ESQL syntax referenceedit
Basic syntaxedit
An ESQL query is composed of a source command followed
by an optional series of processing commands,
separated by a pipe character: 
. For example:
sourcecommand  processingcommand1  processingcommand2
The result of a query is the table produced by the final processing command.
For an overview of all supported commands, functions, and operators, refer to Commands and Functions and operators.
For readability, this documentation puts each processing command on a new line. However, you can write an ESQL query as a single line.

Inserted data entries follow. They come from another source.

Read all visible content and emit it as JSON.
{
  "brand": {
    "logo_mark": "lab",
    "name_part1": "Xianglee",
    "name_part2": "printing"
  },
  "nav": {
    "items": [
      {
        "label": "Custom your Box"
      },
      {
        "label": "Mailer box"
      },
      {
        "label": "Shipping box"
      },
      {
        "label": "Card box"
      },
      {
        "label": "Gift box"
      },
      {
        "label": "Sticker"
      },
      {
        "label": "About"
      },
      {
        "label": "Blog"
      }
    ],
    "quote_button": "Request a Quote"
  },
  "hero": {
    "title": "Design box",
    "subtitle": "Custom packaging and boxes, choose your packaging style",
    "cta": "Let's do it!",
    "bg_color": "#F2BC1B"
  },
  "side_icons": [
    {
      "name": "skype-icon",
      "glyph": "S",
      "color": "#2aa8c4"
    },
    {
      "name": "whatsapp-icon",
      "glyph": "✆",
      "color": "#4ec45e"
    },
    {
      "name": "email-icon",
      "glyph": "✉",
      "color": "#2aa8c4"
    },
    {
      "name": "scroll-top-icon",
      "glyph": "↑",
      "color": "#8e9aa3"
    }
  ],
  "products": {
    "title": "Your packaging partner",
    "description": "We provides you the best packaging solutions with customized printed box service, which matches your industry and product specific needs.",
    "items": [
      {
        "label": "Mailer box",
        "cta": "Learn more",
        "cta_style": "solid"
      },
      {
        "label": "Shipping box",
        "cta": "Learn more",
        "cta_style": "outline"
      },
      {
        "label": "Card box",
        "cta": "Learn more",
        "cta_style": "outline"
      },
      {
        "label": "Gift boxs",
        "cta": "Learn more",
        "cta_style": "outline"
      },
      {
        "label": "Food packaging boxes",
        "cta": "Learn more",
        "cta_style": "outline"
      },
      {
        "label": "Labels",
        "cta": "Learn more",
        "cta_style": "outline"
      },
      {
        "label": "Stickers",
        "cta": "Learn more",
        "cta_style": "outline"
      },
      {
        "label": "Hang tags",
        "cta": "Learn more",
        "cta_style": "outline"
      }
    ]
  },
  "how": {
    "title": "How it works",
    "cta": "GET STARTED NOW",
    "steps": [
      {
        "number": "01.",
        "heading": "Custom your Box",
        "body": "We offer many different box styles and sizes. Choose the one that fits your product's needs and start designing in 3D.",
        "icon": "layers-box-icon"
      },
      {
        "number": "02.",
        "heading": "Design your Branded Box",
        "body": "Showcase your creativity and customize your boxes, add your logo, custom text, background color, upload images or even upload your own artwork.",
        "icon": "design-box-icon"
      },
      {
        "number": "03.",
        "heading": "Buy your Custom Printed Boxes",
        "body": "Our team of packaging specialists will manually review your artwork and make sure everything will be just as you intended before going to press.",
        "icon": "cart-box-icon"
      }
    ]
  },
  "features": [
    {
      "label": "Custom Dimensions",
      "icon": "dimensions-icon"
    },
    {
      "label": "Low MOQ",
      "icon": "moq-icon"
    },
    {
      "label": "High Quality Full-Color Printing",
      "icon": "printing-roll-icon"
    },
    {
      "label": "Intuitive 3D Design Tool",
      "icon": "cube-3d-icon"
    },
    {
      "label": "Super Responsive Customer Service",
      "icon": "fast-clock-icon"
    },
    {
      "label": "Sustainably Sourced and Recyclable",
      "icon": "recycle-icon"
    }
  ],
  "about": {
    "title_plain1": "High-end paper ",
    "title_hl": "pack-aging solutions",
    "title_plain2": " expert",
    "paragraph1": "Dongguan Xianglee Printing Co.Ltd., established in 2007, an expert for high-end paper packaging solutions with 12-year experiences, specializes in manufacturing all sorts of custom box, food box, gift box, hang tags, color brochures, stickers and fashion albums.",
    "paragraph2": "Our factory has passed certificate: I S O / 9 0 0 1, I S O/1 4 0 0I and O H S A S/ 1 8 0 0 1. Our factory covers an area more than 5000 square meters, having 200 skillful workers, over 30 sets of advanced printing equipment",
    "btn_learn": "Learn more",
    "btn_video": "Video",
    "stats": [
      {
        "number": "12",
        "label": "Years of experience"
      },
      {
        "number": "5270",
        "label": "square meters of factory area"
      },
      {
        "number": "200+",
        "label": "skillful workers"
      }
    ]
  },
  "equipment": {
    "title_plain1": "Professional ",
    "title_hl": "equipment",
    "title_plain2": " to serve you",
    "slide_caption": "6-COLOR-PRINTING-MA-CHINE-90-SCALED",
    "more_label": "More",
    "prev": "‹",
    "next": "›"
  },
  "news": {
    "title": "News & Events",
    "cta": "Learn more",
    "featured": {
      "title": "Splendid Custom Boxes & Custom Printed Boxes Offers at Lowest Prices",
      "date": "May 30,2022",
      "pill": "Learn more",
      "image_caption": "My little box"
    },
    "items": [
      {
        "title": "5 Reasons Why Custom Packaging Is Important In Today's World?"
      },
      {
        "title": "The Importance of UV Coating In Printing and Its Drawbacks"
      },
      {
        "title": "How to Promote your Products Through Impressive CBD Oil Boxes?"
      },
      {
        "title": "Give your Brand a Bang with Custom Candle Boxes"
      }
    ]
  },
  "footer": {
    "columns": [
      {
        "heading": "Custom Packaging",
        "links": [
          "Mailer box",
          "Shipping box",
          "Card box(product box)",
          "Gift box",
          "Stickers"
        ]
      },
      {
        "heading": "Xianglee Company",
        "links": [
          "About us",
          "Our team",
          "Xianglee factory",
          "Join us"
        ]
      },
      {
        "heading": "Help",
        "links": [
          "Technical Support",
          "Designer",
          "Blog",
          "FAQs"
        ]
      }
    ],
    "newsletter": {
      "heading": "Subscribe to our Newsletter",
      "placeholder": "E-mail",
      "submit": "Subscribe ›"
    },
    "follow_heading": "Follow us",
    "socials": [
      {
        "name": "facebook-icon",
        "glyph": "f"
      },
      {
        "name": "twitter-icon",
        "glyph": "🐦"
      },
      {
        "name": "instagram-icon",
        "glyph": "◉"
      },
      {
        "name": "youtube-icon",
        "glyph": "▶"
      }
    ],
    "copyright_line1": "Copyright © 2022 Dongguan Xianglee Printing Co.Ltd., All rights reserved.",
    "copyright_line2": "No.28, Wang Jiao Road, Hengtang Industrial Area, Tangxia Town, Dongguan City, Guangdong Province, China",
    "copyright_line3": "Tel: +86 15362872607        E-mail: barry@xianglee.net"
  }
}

The following query is identical to the previous one:
sourcecommand  processingcommand1  processingcommand2
Identifiersedit
Identifiers need to be quoted with backticks (`
) if:

they don’t start with a letter,
_
or@

any of the other characters is not a letter, number, or
_
For example:
FROM index  KEEP `1.field`
When referencing a function alias that itself uses a quoted identifier, the backticks of the quoted identifier need to be escaped with another backtick. For example:
FROM index  STATS COUNT(`1.field`)  EVAL my_count = `COUNT(``1.field``)`
Literalsedit
ESQL currently supports numeric and string literals.
String literalsedit
A string literal is a sequence of unicode characters delimited by double
quotes ("
).
// Filter by a string value FROM index  WHERE first_name == "Georgi"
If the literal string itself contains quotes, these need to be escaped (\\"
).
ESQL also supports the triplequotes ("""
) delimiter, for convenience:
ROW name = """Indiana "Indy" Jones"""
The special characters CR, LF and TAB can be provided with the usual escaping:
\r
, \n
, \t
, respectively.
Numerical literalsedit
The numeric literals are accepted in decimal and in the scientific notation
with the exponent marker (e
or E
), starting either with a digit, decimal
point .
or the negative sign 
:
1969  integer notation 3.14  decimal notation .1234  decimal notation starting with decimal point 4E5  scientific notation (with exponent marker) 1.2e3  scientific notation with decimal point .1e2  scientific notation starting with the negative sign
The integer numeric literals are implicitly converted to the integer
, long
or the double
type, whichever can first accommodate the literal’s value.
The floating point literals are implicitly converted the double
type.
To obtain constant values of different types, use one of the numeric conversion functions.
Commentsedit
ESQL uses C++ style comments:

double slash
//
for single line comments 
/*
and*/
for block comments
// Query the employees index FROM employees  WHERE height > 2
FROM /* Query the employees index */ employees  WHERE height > 2
FROM employees /* Query the * employees * index */  WHERE height > 2
Timespan literalsedit
Datetime intervals and timespans can be expressed using timespan literals. Timespan literals are a combination of a number and a qualifier. These qualifiers are supported:

millisecond
/milliseconds

second
/seconds

minute
/minutes

hour
/hours

day
/days

week
/weeks

month
/months

year
/years
Timespan literals are not whitespace sensitive. These expressions are all valid:

1day

1 day

1 day